● **What this task involves**: Would you count how many lines of the entries below include the word "JSON"? Give nothing but the number.

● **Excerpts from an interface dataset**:
===============

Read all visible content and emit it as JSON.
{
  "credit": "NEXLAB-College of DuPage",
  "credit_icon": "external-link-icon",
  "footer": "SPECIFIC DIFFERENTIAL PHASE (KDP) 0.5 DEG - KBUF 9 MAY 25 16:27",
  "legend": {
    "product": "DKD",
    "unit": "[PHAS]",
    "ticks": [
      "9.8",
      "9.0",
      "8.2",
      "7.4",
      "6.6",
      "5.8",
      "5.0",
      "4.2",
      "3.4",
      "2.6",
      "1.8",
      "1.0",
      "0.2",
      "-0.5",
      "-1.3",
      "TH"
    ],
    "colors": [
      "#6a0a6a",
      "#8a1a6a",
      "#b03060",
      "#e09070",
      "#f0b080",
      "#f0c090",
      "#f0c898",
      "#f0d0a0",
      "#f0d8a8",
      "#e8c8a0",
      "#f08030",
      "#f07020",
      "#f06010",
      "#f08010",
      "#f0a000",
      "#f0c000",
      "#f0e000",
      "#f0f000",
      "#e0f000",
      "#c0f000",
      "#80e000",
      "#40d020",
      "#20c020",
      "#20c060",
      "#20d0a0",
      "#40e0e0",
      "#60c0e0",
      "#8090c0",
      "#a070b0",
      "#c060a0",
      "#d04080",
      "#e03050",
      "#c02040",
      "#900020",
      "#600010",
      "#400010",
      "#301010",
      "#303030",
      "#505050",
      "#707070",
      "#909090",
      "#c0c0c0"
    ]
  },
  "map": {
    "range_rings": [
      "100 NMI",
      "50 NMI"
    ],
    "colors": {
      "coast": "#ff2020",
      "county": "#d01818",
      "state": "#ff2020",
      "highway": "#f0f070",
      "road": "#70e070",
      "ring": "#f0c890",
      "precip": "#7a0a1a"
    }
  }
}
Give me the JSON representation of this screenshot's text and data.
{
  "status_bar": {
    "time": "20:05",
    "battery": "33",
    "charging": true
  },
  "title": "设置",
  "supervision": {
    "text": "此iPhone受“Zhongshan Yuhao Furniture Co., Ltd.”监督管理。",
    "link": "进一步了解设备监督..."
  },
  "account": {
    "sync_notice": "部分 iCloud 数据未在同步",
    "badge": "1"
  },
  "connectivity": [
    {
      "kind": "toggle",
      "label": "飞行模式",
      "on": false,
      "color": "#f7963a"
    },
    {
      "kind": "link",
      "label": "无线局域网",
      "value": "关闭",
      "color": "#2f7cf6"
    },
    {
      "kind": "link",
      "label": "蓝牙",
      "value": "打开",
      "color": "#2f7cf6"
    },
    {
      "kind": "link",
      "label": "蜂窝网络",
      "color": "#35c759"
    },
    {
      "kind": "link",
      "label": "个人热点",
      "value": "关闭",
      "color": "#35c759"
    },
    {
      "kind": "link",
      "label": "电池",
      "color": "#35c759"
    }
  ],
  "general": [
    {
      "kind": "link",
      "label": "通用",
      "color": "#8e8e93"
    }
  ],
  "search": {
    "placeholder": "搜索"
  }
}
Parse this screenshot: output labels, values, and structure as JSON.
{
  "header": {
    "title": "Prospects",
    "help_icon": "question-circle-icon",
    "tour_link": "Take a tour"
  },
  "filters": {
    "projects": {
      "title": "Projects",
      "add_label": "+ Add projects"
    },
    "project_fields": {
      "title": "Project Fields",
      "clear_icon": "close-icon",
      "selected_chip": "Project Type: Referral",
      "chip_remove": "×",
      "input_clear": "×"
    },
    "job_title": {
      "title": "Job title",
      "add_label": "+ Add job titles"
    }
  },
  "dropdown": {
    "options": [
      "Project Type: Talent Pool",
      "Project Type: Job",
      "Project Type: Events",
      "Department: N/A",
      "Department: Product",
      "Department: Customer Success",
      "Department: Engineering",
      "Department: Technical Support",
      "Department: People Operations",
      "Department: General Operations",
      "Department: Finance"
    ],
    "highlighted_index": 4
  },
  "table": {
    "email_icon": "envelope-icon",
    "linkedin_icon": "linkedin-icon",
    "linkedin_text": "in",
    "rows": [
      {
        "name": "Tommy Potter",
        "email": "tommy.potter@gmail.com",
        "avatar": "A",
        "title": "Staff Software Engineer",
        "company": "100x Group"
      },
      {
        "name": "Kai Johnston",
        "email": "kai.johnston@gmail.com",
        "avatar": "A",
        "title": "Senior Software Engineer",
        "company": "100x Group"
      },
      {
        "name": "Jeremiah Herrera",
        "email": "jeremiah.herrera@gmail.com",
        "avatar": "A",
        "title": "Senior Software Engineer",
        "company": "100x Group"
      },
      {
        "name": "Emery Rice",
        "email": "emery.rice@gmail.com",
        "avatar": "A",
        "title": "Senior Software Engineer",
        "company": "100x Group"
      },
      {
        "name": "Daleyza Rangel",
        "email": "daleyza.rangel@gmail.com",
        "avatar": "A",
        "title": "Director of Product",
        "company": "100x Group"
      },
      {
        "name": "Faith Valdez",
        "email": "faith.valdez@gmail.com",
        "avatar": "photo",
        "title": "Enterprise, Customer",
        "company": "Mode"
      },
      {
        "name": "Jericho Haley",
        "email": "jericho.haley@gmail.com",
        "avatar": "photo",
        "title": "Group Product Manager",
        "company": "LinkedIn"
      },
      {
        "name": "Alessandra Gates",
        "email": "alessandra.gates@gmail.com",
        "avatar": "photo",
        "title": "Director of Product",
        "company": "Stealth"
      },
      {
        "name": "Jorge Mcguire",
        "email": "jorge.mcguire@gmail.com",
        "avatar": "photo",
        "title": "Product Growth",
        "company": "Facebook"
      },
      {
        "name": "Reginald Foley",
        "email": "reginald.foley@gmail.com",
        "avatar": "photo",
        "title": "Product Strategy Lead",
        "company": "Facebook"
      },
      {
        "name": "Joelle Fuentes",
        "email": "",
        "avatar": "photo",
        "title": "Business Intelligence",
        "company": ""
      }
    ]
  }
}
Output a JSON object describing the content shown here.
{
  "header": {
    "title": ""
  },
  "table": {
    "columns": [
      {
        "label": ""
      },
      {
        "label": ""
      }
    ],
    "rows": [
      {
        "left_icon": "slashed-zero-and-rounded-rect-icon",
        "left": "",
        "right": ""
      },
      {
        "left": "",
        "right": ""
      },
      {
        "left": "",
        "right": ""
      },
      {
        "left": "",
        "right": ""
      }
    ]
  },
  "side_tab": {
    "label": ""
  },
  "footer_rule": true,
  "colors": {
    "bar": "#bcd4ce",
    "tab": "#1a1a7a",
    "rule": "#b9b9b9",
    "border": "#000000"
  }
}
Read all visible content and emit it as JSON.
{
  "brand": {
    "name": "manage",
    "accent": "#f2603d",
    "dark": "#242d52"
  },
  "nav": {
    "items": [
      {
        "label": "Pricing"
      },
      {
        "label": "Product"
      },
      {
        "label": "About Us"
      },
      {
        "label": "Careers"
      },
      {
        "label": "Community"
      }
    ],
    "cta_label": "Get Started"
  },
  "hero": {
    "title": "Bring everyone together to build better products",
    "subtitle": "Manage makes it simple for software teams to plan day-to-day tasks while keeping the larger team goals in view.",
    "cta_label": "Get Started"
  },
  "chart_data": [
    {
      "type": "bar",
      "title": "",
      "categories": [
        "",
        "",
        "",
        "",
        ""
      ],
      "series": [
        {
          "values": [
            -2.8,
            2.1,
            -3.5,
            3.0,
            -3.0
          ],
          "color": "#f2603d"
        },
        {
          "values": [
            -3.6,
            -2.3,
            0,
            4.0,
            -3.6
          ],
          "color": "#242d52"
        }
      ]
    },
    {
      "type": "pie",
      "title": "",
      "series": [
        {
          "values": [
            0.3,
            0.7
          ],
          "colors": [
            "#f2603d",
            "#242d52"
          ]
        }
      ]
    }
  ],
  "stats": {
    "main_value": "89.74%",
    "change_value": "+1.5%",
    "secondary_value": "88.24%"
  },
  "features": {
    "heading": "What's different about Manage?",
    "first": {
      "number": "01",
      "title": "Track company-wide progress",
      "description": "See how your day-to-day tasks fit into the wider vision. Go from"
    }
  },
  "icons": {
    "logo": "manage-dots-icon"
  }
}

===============

● **Exercise solution**: 5